▶ WHAT THIS TASK INVOLVES: Go through the entries below and pick out every line with "title".

▶ INPUT DATA:
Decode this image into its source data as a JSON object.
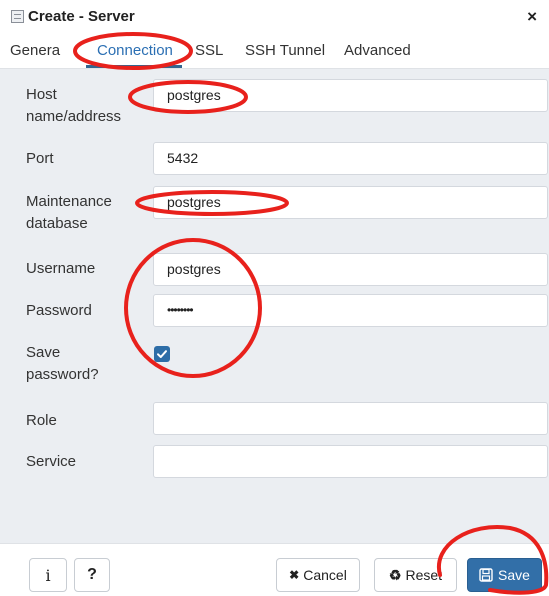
{
  "window": {
    "title": "Create - Server",
    "close_glyph": "×"
  },
  "tabs": [
    {
      "label": "General",
      "display": "Genera",
      "active": false
    },
    {
      "label": "Connection",
      "active": true
    },
    {
      "label": "SSL",
      "active": false
    },
    {
      "label": "SSH Tunnel",
      "active": false
    },
    {
      "label": "Advanced",
      "active": false
    }
  ],
  "form": {
    "host": {
      "label_line1": "Host",
      "label_line2": "name/address",
      "value": "postgres"
    },
    "port": {
      "label": "Port",
      "value": "5432"
    },
    "maintenance_db": {
      "label_line1": "Maintenance",
      "label_line2": "database",
      "value": "postgres"
    },
    "username": {
      "label": "Username",
      "value": "postgres"
    },
    "password": {
      "label": "Password",
      "value": "••••••••"
    },
    "save_password": {
      "label_line1": "Save",
      "label_line2": "password?",
      "checked": true
    },
    "role": {
      "label": "Role",
      "value": ""
    },
    "service": {
      "label": "Service",
      "value": ""
    }
  },
  "footer": {
    "info_glyph": "i",
    "help_glyph": "?",
    "cancel_label": "Cancel",
    "cancel_glyph": "✖",
    "reset_label": "Reset",
    "reset_glyph": "♻",
    "save_label": "Save",
    "save_glyph": "🖫"
  },
  "colors": {
    "accent": "#326fa8",
    "form_background": "#ebeef2",
    "annotation": "#e8211c"
  }
}
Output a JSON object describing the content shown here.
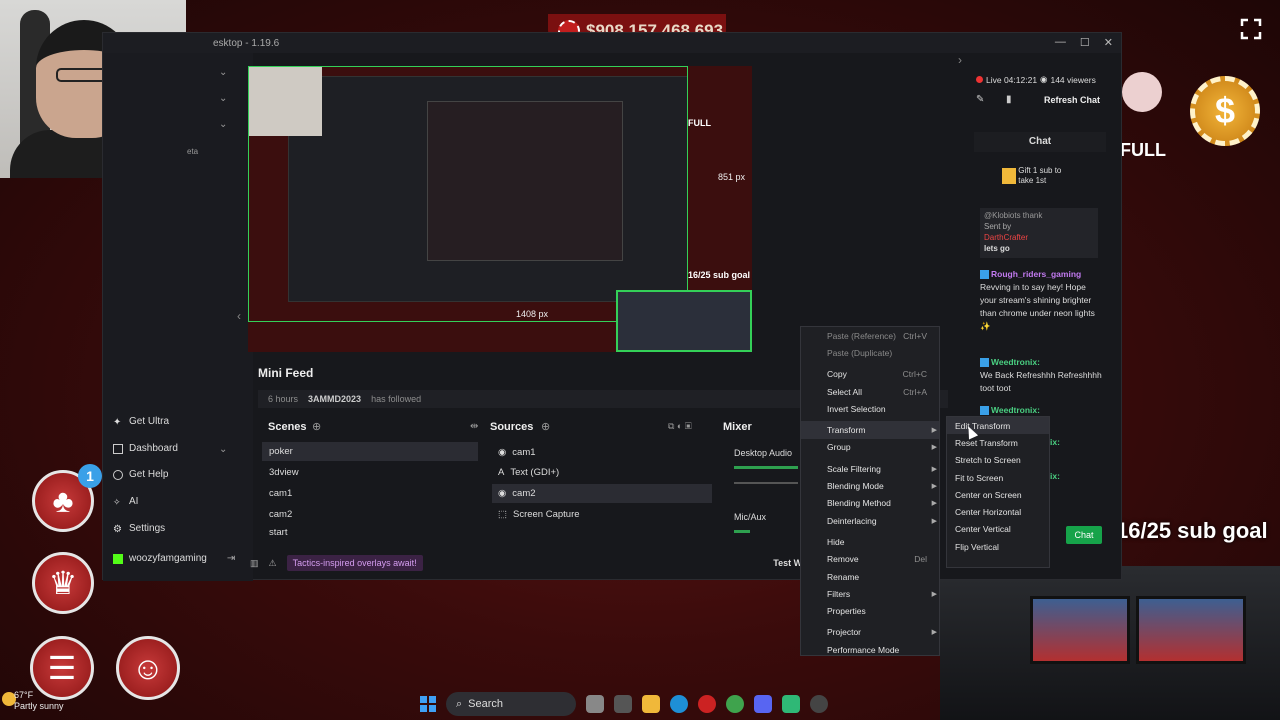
{
  "casino": {
    "balance": "$908,157,468,693",
    "full_label": "FULL",
    "goal": "16/25 sub goal",
    "notification_count": "1"
  },
  "obs": {
    "title": "esktop - 1.19.6",
    "beta_tag": "eta",
    "sidebar": [
      {
        "label": "Get Ultra",
        "icon": "sparkle-icon"
      },
      {
        "label": "Dashboard",
        "icon": "dashboard-icon"
      },
      {
        "label": "Get Help",
        "icon": "help-icon"
      },
      {
        "label": "AI",
        "icon": "ai-icon"
      },
      {
        "label": "Settings",
        "icon": "gear-icon"
      }
    ],
    "user": "woozyfamgaming",
    "preview": {
      "width_label": "1408  px",
      "height_label": "851  px",
      "goal_overlay": "16/25 sub goal",
      "full_overlay": "FULL"
    },
    "minifeed": {
      "title": "Mini Feed",
      "time": "6 hours",
      "user": "3AMMD2023",
      "action": "has followed"
    },
    "scenes": {
      "title": "Scenes",
      "items": [
        "poker",
        "3dview",
        "cam1",
        "cam2",
        "start"
      ],
      "selected": 0
    },
    "sources": {
      "title": "Sources",
      "items": [
        {
          "label": "cam1",
          "icon": "webcam-icon"
        },
        {
          "label": "Text (GDI+)",
          "icon": "text-icon"
        },
        {
          "label": "cam2",
          "icon": "webcam-icon"
        },
        {
          "label": "Screen Capture",
          "icon": "screen-capture-icon"
        }
      ],
      "selected": 2
    },
    "mixer": {
      "title": "Mixer",
      "tracks": [
        "Desktop Audio",
        "Mic/Aux"
      ]
    },
    "tip": "Tactics-inspired overlays await!",
    "test_widget": "Test Wid"
  },
  "chat": {
    "live_time": "Live 04:12:21",
    "viewers": "144 viewers",
    "refresh_label": "Refresh Chat",
    "title": "Chat",
    "gift_text": "Gift 1 sub to take 1st",
    "pinned": {
      "sent_by": "Sent by",
      "user": "DarthCrafter",
      "text": "lets go",
      "partial": "@Klobiots thank"
    },
    "messages": [
      {
        "user": "Rough_riders_gaming",
        "text": "Revving in to say hey! Hope your stream's shining brighter than chrome under neon lights ✨"
      },
      {
        "user": "Weedtronix:",
        "text": "We Back Refreshhh Refreshhhh toot toot"
      },
      {
        "user": "Weedtronix:",
        "text": ""
      },
      {
        "user": "ix:",
        "text": ""
      },
      {
        "user": "ix:",
        "text": ""
      }
    ],
    "chat_button": "Chat"
  },
  "context_menu": {
    "items": [
      {
        "label": "Paste (Reference)",
        "shortcut": "Ctrl+V",
        "dim": true
      },
      {
        "label": "Paste (Duplicate)",
        "shortcut": "",
        "dim": true
      },
      {
        "sep": true
      },
      {
        "label": "Copy",
        "shortcut": "Ctrl+C"
      },
      {
        "label": "Select All",
        "shortcut": "Ctrl+A"
      },
      {
        "label": "Invert Selection",
        "shortcut": ""
      },
      {
        "sep": true
      },
      {
        "label": "Transform",
        "submenu": true,
        "highlight": true
      },
      {
        "label": "Group",
        "submenu": true
      },
      {
        "sep": true
      },
      {
        "label": "Scale Filtering",
        "submenu": true
      },
      {
        "label": "Blending Mode",
        "submenu": true
      },
      {
        "label": "Blending Method",
        "submenu": true
      },
      {
        "label": "Deinterlacing",
        "submenu": true
      },
      {
        "sep": true
      },
      {
        "label": "Hide",
        "shortcut": ""
      },
      {
        "label": "Remove",
        "shortcut": "Del"
      },
      {
        "label": "Rename",
        "shortcut": ""
      },
      {
        "label": "Filters",
        "submenu": true
      },
      {
        "label": "Properties",
        "shortcut": ""
      },
      {
        "sep": true
      },
      {
        "label": "Projector",
        "submenu": true
      },
      {
        "label": "Performance Mode",
        "shortcut": ""
      }
    ],
    "transform_submenu": [
      "Edit Transform",
      "Reset Transform",
      "Stretch to Screen",
      "Fit to Screen",
      "Center on Screen",
      "Center Horizontal",
      "Center Vertical",
      "Flip Vertical"
    ]
  },
  "taskbar": {
    "search": "Search",
    "weather_temp": "67°F",
    "weather_desc": "Partly sunny"
  }
}
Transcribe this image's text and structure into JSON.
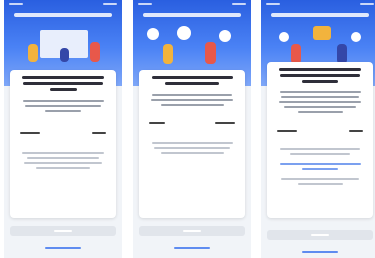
{
  "colors": {
    "hero_top": "#2a5fe0",
    "hero_bottom": "#7fa7f8",
    "card": "#ffffff",
    "heading_text": "#2f2f3a",
    "body_text": "#9aa0ab",
    "link": "#5f8cf0",
    "button_disabled": "#e1e5eb"
  },
  "screens": [
    {
      "illustration": "people-around-display-illustration",
      "heading_lines": 3,
      "body_lines": 3,
      "has_options": true,
      "note_lines": 4,
      "link_lines": 0
    },
    {
      "illustration": "people-with-speech-bubbles-illustration",
      "heading_lines": 2,
      "body_lines": 3,
      "has_options": true,
      "note_lines": 3,
      "link_lines": 0
    },
    {
      "illustration": "people-celebrating-illustration",
      "heading_lines": 3,
      "body_lines": 5,
      "has_options": true,
      "note_lines": 2,
      "link_lines": 2
    }
  ]
}
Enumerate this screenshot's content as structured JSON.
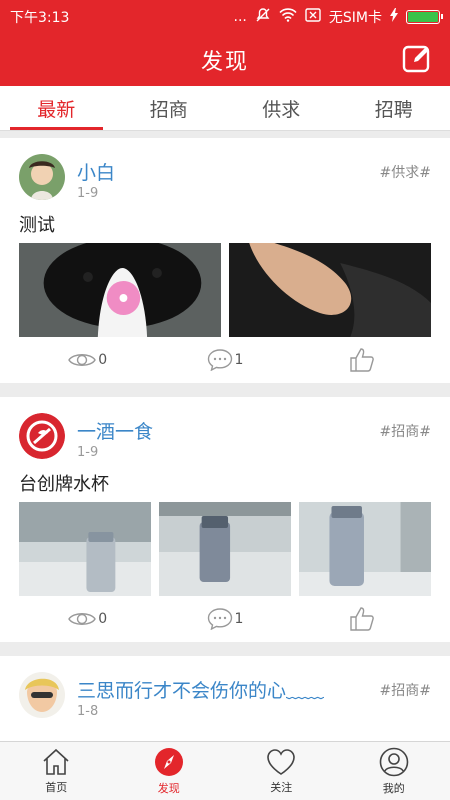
{
  "status": {
    "time": "下午3:13",
    "dots": "...",
    "sim": "无SIM卡"
  },
  "colors": {
    "brand": "#e3262b",
    "link": "#3b86c8"
  },
  "header": {
    "title": "发现",
    "edit_icon": "edit-icon"
  },
  "tabs": [
    {
      "label": "最新",
      "active": true
    },
    {
      "label": "招商",
      "active": false
    },
    {
      "label": "供求",
      "active": false
    },
    {
      "label": "招聘",
      "active": false
    }
  ],
  "posts": [
    {
      "user": "小白",
      "date": "1-9",
      "tag": "#供求#",
      "text": "测试",
      "views": "0",
      "comments": "1"
    },
    {
      "user": "一酒一食",
      "date": "1-9",
      "tag": "#招商#",
      "text": "台创牌水杯",
      "views": "0",
      "comments": "1"
    },
    {
      "user": "三思而行才不会伤你的心﹏﹏",
      "date": "1-8",
      "tag": "#招商#",
      "text": ""
    }
  ],
  "bottom_nav": [
    {
      "label": "首页",
      "icon": "home-icon",
      "active": false
    },
    {
      "label": "发现",
      "icon": "compass-icon",
      "active": true
    },
    {
      "label": "关注",
      "icon": "heart-icon",
      "active": false
    },
    {
      "label": "我的",
      "icon": "user-icon",
      "active": false
    }
  ]
}
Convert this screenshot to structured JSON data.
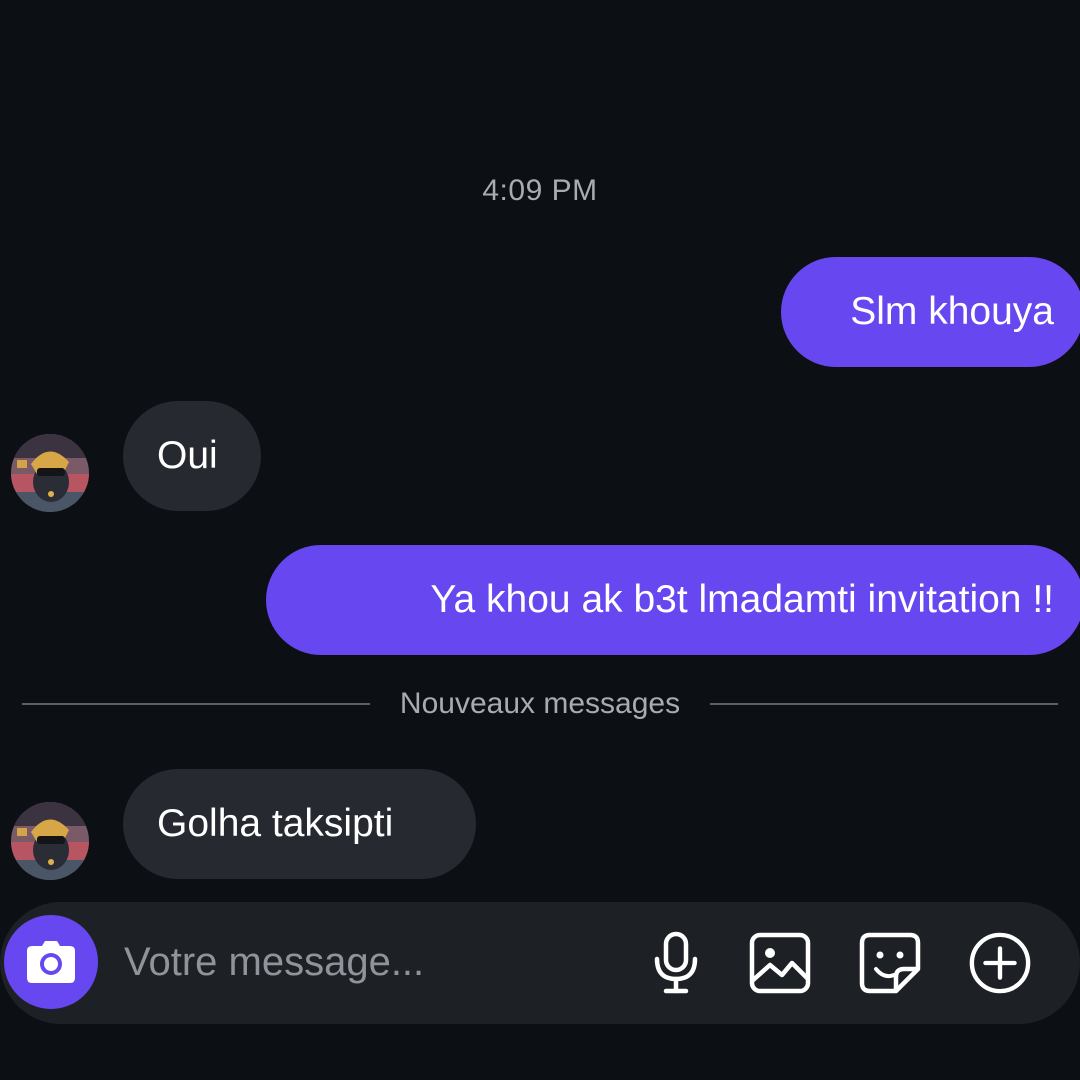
{
  "conversation": {
    "timestamp": "4:09 PM",
    "messages": [
      {
        "direction": "sent",
        "text": "Slm khouya"
      },
      {
        "direction": "received",
        "text": "Oui"
      },
      {
        "direction": "sent",
        "text": "Ya khou ak b3t lmadamti invitation !!"
      },
      {
        "direction": "received",
        "text": "Golha taksipti"
      }
    ],
    "new_messages_label": "Nouveaux messages"
  },
  "composer": {
    "placeholder": "Votre message...",
    "icons": [
      "camera-icon",
      "microphone-icon",
      "image-icon",
      "sticker-icon",
      "plus-circle-icon"
    ]
  },
  "colors": {
    "background": "#0c1014",
    "sent_bubble": "#6747f0",
    "received_bubble": "#262a30",
    "composer_bg": "#1d2125",
    "muted_text": "#a8abb1"
  }
}
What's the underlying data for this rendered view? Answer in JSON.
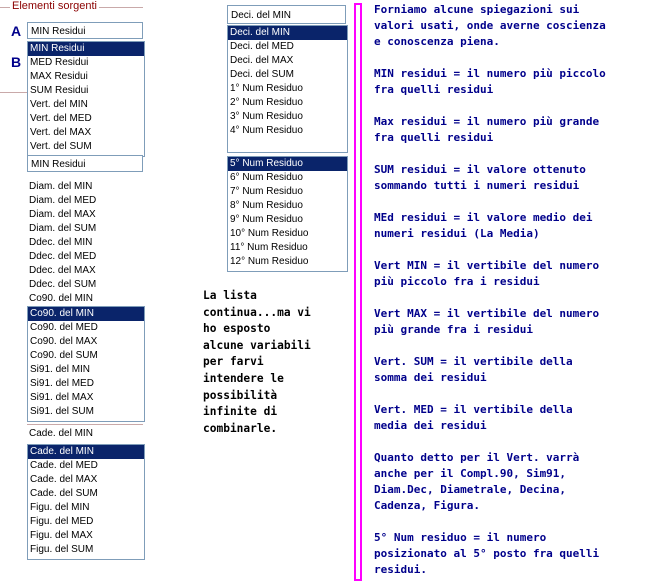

▶ SOLUTION:
    "title": "Create - Server",
    "title": "esktop - 1.19.6",
      "title": "Mini Feed",
      "title": "Scenes",
      "title": "Sources",
      "title": "Mixer",
    "title": "Chat",
    "title": "发现",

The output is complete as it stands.